Access Now reports on 2019 trends in internet shutdowns, approaches to defending free expression



London — From Bolivia to Malawi, India, Sudan, and beyond, 2019 was a difficult year, online and off. Access Now’s latest report looks at a trend affecting people’s rights regardless of whether they are active internet users: internet shutdowns. The #KeepItOn coalition has documented an increase in internet shutdowns in 2019, including both more sustained and prolonged shutdowns and more targeted attacks on vulnerable communities. 

In 2019 we documented at least 213 incidents of internet shutdowns around the world. 

Shutdowns are blatant violations of the rights to freedom of expression and access to information, among other human rights affected by the phenomenon. 

“As we look into the countries that are ordering shutdowns and the context in which they occur, we are concerned at the numerous cases of intentional internet disruptions that took place during critical events such as protests or elections,” said Melody Patry, Advocacy Director at Access Now. 

“Whether governments are using shutdowns as a tool to silence critics, in an attempt to contain protests, or to conceal human rights abuses, 2019 has been the year of longer internet shutdowns, as well as targeted shutdowns affecting vulnerable groups or during crucial events – during a protest, an election, or a political speech by an opponent, for example,” explained Berhan Taye, Senior Policy Analyst & Global Internet Shutdowns Lead at Access Now.

Targeted, cut off, and left in the dark

The #KeepItOn report on internet shutdowns in 2019

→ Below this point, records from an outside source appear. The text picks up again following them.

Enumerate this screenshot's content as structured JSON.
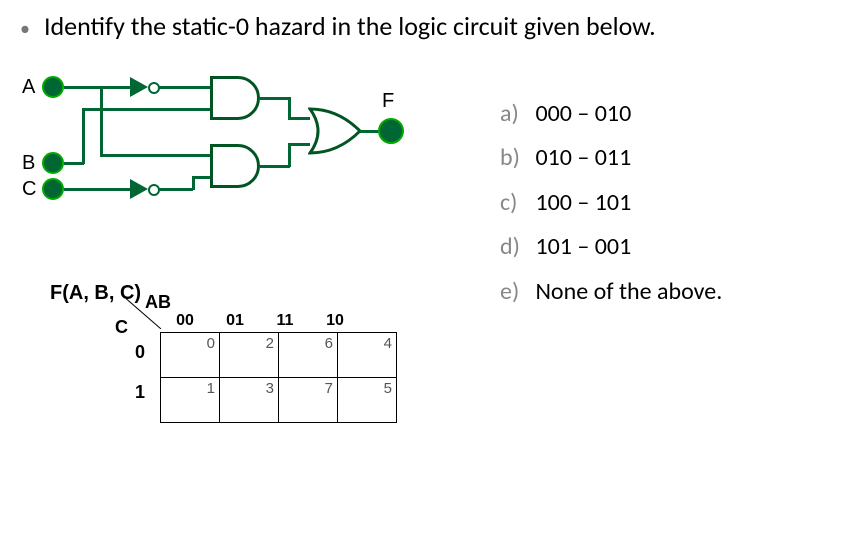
{
  "question": "Identify the static-0 hazard in the logic circuit given below.",
  "circuit": {
    "inputs": [
      "A",
      "B",
      "C"
    ],
    "output": "F"
  },
  "kmap": {
    "title": "F(A, B, C)",
    "col_var": "AB",
    "row_var": "C",
    "col_headers": [
      "00",
      "01",
      "11",
      "10"
    ],
    "row_headers": [
      "0",
      "1"
    ],
    "cells": [
      [
        "0",
        "2",
        "6",
        "4"
      ],
      [
        "1",
        "3",
        "7",
        "5"
      ]
    ]
  },
  "options": [
    {
      "letter": "a)",
      "value": "000 – 010"
    },
    {
      "letter": "b)",
      "value": "010 – 011"
    },
    {
      "letter": "c)",
      "value": "100 – 101"
    },
    {
      "letter": "d)",
      "value": "101 – 001"
    },
    {
      "letter": "e)",
      "value": "None of the above."
    }
  ]
}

While the internet enables the fulfillment of many human rights, there is a growing concern about the role it plays in facilitating or spreading misinformation and incendiary content. The most common official justification for ordering shutdowns in 2019 was “fighting fake news, hate speech, or content promoting violence.” When these concerns are legitimate, internet shutdowns rarely provide a solution and can worsen an already volatile environment. In some cases, they can lead to or hide atrocities, as seen in Sudan or Myanmar.

In an attempt to address illegal or undesirable content and expression online, governments and companies have too often put forward hasty or poorly crafted solutions that can threaten human rights. These inappropriate solutions include internet shutdowns. But more broadly, we are seeing a hatching of laws, policies, and content moderation practices that hurt free expression and have a disparate impact on those most at risk of human rights violations. 

As actors in this space make decisions about content moderation, Access Now encourages them to consider human rights. In our next report, Access Now will publish 26 recommendations on content governance, acting as a guide for lawmakers, regulators, and company policy makers. To receive an advanced copy of the report, please contact [email protected].